Wild Turkey master distiller Eddie Russell was recently in Australia to promote his new whiskey Longbranch, a collaboration with Hollywood star Matthew McConaughey.
National Liquor News’ Deb Jackson sat down with the legend of bourbon to chat about McConaughey, Longbranch and the American whiskey market more widely.
HOW WOULD YOU PREFER DRINKERS ENJOY (AND BARTENDERS SERVE) LONGBRANCH AND OTHER WILD TURKEY WHISKEYS?
When I was growing up, it was neat or with an ice cube – some gentlemen might put water in it. That’s how I drink it, but what’s grown our industry is that 21-40 year-old males and females, they’re starting out in that social setting in a bar, where bartenders are serving them a Manhattan or an Old Fashioned, and there’s some great drinks being made.
So sometimes it’s easier to start that way, but things like Longbranch – if you want to drink bourbon straight, 101 and Rare Breed might be a little bit too big for them. This is a little bit of a lighter taste, a little more citrus, a little fruitier, so it’s an easier step into the category. So for me, what Booker Noe and my dad and all those masters taught me, you drink it neat or on ice and that’s it. My dad thinks a mixed drink is an ice cube!

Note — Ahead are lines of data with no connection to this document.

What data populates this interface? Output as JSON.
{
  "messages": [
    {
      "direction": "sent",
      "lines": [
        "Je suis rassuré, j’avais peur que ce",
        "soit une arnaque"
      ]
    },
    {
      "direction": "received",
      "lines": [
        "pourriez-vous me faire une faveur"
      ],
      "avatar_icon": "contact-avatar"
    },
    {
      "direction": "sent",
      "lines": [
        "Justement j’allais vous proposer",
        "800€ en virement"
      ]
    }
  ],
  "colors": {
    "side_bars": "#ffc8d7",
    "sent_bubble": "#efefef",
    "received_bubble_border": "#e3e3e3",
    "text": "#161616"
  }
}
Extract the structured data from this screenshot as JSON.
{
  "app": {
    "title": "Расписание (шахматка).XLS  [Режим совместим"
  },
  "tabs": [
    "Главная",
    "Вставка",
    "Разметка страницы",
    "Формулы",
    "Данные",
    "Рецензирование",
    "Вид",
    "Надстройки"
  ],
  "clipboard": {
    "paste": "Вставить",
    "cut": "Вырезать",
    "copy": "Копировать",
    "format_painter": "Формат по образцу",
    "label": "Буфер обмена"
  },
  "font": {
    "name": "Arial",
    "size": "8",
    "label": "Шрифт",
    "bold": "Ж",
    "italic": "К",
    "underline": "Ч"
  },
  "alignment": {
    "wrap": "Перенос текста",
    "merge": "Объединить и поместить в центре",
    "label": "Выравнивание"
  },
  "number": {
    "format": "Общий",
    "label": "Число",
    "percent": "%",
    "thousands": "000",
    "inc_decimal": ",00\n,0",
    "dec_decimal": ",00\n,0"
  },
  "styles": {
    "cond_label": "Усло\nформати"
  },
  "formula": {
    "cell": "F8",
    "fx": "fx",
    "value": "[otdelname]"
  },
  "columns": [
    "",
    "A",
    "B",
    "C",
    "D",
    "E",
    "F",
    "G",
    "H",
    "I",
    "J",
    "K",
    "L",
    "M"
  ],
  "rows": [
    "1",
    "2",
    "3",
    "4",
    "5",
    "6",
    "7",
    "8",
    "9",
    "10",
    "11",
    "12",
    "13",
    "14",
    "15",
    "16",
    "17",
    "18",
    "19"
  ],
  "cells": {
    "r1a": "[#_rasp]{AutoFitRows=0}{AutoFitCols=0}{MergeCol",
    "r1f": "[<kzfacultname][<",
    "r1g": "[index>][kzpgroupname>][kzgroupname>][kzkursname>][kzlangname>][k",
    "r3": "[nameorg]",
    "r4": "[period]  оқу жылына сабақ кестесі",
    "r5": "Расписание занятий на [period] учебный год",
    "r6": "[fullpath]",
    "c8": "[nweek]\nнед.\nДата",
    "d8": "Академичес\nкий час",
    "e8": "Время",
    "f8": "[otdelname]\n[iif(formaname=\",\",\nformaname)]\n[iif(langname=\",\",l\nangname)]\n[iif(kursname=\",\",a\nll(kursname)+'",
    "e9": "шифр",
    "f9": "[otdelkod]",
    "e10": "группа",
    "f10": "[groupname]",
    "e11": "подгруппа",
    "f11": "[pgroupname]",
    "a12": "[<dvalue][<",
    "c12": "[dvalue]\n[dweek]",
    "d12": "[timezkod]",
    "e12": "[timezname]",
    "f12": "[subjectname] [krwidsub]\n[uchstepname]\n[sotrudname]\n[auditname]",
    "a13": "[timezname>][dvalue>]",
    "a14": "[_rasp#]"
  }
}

But I think it’s much easier to convert people in a bar. If someone goes in and they like the taste of that mixed drink and they want to try bourbons, you don’t have to go buy a whole bottle, you can try a few in the bar, next time try a few different ones, and figure out the one you like.
IF YOU’RE DRINKING A WHISKEY COCKTAIL, WHAT DO YOU ORDER?
What got it all started was the Manhattans and Old Fashioneds, but my favourite is a Boulevardier. That’s what I like: Wild Turkey, Campari and a vermouth. It’s a Negroni but instead of the gin you’re using bourbon.
WHAT DID YOU ENJOY MOST ABOUT WORKING WITH MATTHEW?
Not too many celebrities get that involved – they’re ready to take the money and get out there and talk about it, but he wanted to be in from day one, and involved in everything about it, so that was really cool for me.
Just getting to know him too, he’s really hilarious. Figuring out what he was actually talking about in emails… he’s a big family man too which is very important to us, because our industry and especially Wild Turkey is about that generation after generation. But just figuring out his quirks, meeting his family… we’ve become very comfortable around each other and that’s really neat.
ARE THERE PLANS TO WORK TOGETHER AGAIN?
That depends – I’m there for life and he’s contracted every three years, and right now he’s so excited about Longbranch that I think he’ll do another three year contract. Right now I’m not thinking that way, because we’ve got something that he loves, and my dad might get rid of me if I put too many out there with Matthew’s name on it!
HOW DO YOU ACCOUNT FOR THE POPULARITY OF AMERICAN WHISKEY AMONG BARTENDERS AT THE MOMENT?
Well it wasn’t us. In American whiskeys, vodka came out in the early ‘70s and it hurt the brown spirits industry. And my father and some of the other master distillers started helping a little bit by doing premium, very small-batch, barrel proof whiskey – something that was their best whiskey rather than a bigger blend.
We used to think that the only people we were selling to were 50 and older males, we weren’t getting any young people. So doing some lower proofs in America brought some of the young people in. But the bartenders did it on their own – there was 4 or 5 influential bartenders in New York, San Francisco, Chicago and the bigger cities that wanted to go back to what was going on in the past. These guys went from making 14 ingredient vodka cocktails to perfecting the classic cocktails, like Manhattans, so they did it on their own.
Then it was us realizing what they were doing for our industry – lets be more open to them. So my generation is actually working with them, whereas 95% of what my dad sold was in a retail store. Bartenders really brought the younger consumer into the market with mixed drinks.
HAVE YOU BEEN NOTICING ANY TRENDS IN THE LAST FEW YEARS?
Well it’s definitely been going toward the more premium end, which is good for all of us. My son works for us now – he’s 29 – and they’re looking for a better bottle of bourbon now. They’re probably drinking a little less but they’re looking for more quality, whereas when I was growing up you bought the cheap stuff. In America, it’s harder to keep the 40 or 50 dollar bottle of whiskey on the shelf than the 20 dollar bottle, because they’re looking for quality.
That’s why I do things like 1894, Longbranch, the Rare Breeds – you’re picking out a smaller amount of barrels, your best barrels. Single barrels went crazy in America, because people realised if you’re picking out your very best 500 barrels out of a million, they want those. Whereas in the old days we just wanted to drink them ourselves!